Birds of a Feather
Joseph Cornell’s Homage to Juan Gris series now on exhibition at the Met
It’s October 22, 1953, and Joseph Cornell writes in his journal: “Juan/gr is/janis Yesterday” On one of many gallery strolls through the streets of Midtown Manhattan, Cornell came across Gris’ cubist masterpiece The Man at the
Café at the Sidney Janis Gallery on East 57th Street and was struck by the work the Spanish painter had completed nearly 40 years prior.
Later in his journals, Cornell would write how he was taken by
Gris’ depiction of “a man reading a newspaper at a café table covered almost completely by his reading material.”the brief interaction inspired Cornell to create 18 boxes over the next 13 years dedicated to Gris, whom he referred to as a “warm fraternal spirit.”
“Completed over a period of 13 years, Cornell’s series of Gris shadow boxes is more extensive in number than any other that the artist openly dedicated to one of his admired luminaries of stage, screen, literature, or the visual arts,” says the Met, where Birds of A Feather: Joseph Cornell’s
Homage to Juan Gris opened January 23 and will be up through mid-april.
The exhibition brings together a dozen of Cornell’s Gris-inspired pieces along with the original cubist

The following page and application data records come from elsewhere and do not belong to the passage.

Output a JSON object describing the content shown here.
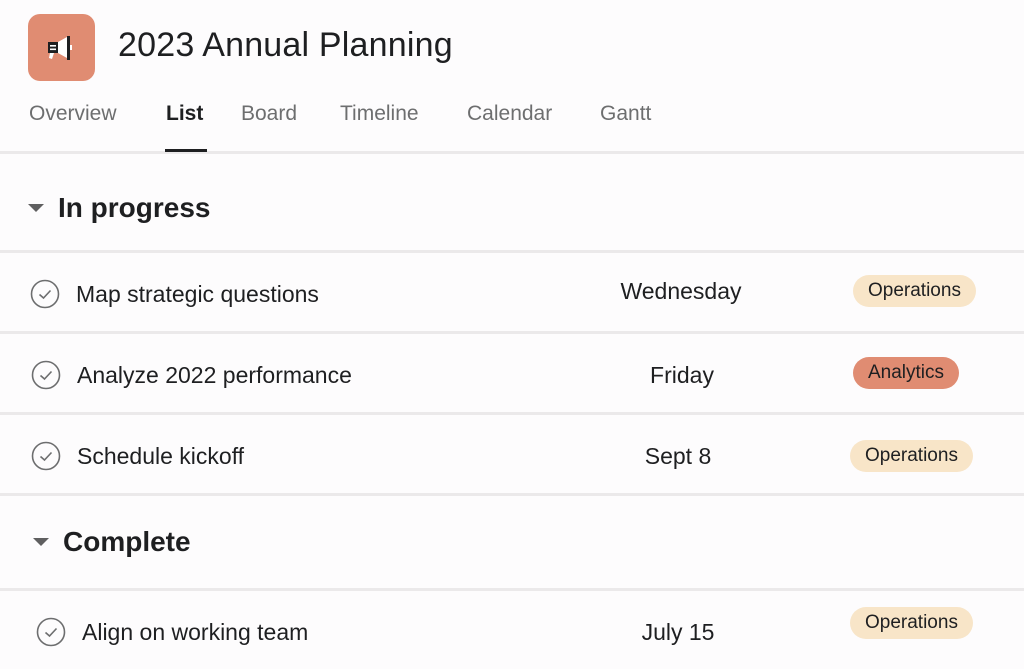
{
  "project": {
    "title": "2023 Annual Planning",
    "icon": "megaphone-icon",
    "icon_color": "#e08c72"
  },
  "tabs": [
    {
      "label": "Overview",
      "active": false
    },
    {
      "label": "List",
      "active": true
    },
    {
      "label": "Board",
      "active": false
    },
    {
      "label": "Timeline",
      "active": false
    },
    {
      "label": "Calendar",
      "active": false
    },
    {
      "label": "Gantt",
      "active": false
    }
  ],
  "sections": [
    {
      "title": "In progress",
      "tasks": [
        {
          "name": "Map strategic questions",
          "due": "Wednesday",
          "tag": "Operations",
          "tag_color": "#f8e5c8"
        },
        {
          "name": "Analyze 2022 performance",
          "due": "Friday",
          "tag": "Analytics",
          "tag_color": "#e08c72"
        },
        {
          "name": "Schedule kickoff",
          "due": "Sept 8",
          "tag": "Operations",
          "tag_color": "#f8e5c8"
        }
      ]
    },
    {
      "title": "Complete",
      "tasks": [
        {
          "name": "Align on working team",
          "due": "July 15",
          "tag": "Operations",
          "tag_color": "#f8e5c8"
        }
      ]
    }
  ]
}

Juan Gris (1887-1927), The Man at the Café, 1914. Oil and newsprint collage on canvas, 39 x 28¼ in. The Metropolitan Museum of Art. Promised Gift from the Leonard A. Lauder Cubist Collection. Courtesy The Metropolitan Museum of Art.